Problem to work on
Collect all lines below with the string "JSON".

Input data
[Start of section]
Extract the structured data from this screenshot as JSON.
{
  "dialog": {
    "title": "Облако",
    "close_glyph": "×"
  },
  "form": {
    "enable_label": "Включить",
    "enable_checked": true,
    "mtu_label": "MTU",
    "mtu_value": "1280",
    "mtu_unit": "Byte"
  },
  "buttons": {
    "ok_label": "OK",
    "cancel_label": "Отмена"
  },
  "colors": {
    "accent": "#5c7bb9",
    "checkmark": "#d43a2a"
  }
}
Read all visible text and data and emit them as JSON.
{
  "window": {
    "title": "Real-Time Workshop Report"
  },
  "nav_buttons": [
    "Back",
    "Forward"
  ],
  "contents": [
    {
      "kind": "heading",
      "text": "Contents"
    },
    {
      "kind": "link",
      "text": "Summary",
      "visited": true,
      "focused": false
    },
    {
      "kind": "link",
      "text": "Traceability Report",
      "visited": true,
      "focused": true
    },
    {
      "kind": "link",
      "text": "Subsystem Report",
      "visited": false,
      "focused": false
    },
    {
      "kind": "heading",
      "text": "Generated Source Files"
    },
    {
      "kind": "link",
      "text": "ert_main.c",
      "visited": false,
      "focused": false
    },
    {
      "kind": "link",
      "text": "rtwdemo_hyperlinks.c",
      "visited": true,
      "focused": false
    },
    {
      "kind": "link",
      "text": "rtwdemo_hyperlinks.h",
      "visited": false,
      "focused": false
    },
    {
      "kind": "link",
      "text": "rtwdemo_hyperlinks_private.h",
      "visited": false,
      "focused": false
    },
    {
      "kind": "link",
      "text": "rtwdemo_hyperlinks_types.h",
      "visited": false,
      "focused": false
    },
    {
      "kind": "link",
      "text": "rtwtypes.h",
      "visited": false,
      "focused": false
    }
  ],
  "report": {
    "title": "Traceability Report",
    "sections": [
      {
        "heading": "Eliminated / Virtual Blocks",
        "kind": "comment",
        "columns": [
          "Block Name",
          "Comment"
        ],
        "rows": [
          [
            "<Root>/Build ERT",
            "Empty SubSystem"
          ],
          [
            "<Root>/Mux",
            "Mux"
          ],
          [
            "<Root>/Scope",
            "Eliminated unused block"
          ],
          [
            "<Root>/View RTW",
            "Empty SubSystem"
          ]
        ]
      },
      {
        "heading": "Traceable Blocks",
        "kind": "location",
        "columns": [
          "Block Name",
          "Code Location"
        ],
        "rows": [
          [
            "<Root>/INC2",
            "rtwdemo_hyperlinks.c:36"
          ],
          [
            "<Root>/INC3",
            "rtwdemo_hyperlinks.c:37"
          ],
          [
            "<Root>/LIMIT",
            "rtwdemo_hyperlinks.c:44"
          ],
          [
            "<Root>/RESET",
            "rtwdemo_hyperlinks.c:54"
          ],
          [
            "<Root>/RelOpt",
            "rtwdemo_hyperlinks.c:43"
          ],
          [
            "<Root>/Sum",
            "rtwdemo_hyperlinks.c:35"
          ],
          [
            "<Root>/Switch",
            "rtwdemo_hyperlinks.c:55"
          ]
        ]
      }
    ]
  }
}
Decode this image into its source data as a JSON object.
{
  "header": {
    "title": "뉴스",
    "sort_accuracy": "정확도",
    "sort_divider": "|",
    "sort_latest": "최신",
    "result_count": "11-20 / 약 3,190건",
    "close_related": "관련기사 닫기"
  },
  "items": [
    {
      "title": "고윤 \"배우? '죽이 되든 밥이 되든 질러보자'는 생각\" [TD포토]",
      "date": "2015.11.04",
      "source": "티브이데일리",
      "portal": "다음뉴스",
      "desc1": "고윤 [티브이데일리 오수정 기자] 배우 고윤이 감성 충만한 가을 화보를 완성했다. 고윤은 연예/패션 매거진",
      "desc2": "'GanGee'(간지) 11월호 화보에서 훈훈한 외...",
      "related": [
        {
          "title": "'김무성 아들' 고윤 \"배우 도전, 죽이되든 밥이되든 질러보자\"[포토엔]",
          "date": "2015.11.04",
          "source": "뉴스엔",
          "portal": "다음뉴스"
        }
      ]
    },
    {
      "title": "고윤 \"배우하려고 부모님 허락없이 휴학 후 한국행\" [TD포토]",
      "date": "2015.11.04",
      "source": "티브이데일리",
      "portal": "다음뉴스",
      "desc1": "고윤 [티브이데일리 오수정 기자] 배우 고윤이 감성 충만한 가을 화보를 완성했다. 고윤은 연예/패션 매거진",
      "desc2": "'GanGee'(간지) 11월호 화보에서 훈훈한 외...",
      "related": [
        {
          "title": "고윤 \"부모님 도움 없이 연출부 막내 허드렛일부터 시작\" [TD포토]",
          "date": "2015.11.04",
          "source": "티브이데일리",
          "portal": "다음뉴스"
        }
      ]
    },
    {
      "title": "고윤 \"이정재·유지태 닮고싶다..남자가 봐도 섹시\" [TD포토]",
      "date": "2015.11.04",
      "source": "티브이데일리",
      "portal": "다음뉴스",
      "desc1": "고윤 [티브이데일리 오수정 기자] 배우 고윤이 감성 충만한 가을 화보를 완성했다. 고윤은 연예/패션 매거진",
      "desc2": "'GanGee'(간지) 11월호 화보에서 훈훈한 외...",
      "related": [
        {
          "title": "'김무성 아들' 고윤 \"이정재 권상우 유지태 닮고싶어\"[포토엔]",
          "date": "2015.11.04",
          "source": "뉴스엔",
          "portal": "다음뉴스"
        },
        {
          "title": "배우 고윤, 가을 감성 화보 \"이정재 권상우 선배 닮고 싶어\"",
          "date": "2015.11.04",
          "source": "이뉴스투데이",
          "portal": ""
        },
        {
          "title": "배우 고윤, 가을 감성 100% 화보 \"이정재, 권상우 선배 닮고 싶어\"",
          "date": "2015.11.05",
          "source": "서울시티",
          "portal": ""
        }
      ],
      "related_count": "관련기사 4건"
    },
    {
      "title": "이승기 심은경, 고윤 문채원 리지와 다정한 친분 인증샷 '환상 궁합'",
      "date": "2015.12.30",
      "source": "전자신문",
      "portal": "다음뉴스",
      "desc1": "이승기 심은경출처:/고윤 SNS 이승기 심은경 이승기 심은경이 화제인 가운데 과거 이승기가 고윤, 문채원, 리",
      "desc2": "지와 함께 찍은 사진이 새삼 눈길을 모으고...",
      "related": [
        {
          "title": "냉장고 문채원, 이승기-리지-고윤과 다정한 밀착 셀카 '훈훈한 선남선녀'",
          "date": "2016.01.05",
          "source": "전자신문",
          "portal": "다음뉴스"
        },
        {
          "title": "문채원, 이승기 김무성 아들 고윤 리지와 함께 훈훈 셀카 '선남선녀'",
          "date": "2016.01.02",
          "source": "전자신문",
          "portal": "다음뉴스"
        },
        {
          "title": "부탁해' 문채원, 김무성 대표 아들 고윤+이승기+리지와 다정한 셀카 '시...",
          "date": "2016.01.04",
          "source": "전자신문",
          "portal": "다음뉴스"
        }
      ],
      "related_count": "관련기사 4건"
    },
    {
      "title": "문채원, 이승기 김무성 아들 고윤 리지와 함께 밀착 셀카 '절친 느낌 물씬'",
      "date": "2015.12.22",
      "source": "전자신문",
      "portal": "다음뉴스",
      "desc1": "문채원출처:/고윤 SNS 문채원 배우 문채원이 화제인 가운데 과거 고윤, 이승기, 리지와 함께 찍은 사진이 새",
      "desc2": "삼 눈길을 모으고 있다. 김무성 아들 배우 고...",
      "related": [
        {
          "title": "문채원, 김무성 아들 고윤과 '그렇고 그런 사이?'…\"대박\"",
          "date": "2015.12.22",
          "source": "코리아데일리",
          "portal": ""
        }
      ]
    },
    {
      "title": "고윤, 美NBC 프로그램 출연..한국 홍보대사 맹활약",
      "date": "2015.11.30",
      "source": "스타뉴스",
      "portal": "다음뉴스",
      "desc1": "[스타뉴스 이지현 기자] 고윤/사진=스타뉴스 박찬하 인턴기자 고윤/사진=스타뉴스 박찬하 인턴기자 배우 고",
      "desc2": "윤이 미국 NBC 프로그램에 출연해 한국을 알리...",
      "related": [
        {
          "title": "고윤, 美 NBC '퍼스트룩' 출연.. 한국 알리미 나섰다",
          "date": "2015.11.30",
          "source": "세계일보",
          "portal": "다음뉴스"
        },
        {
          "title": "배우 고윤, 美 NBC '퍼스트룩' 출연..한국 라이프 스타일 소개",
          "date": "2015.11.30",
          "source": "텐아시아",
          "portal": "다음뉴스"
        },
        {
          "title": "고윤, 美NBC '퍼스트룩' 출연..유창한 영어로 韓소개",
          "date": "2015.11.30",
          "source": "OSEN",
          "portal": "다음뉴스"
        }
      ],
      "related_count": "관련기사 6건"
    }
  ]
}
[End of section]
Task result
Extract the structured data from this screenshot as JSON.
Read all visible text and data and emit them as JSON.
Decode this image into its source data as a JSON object.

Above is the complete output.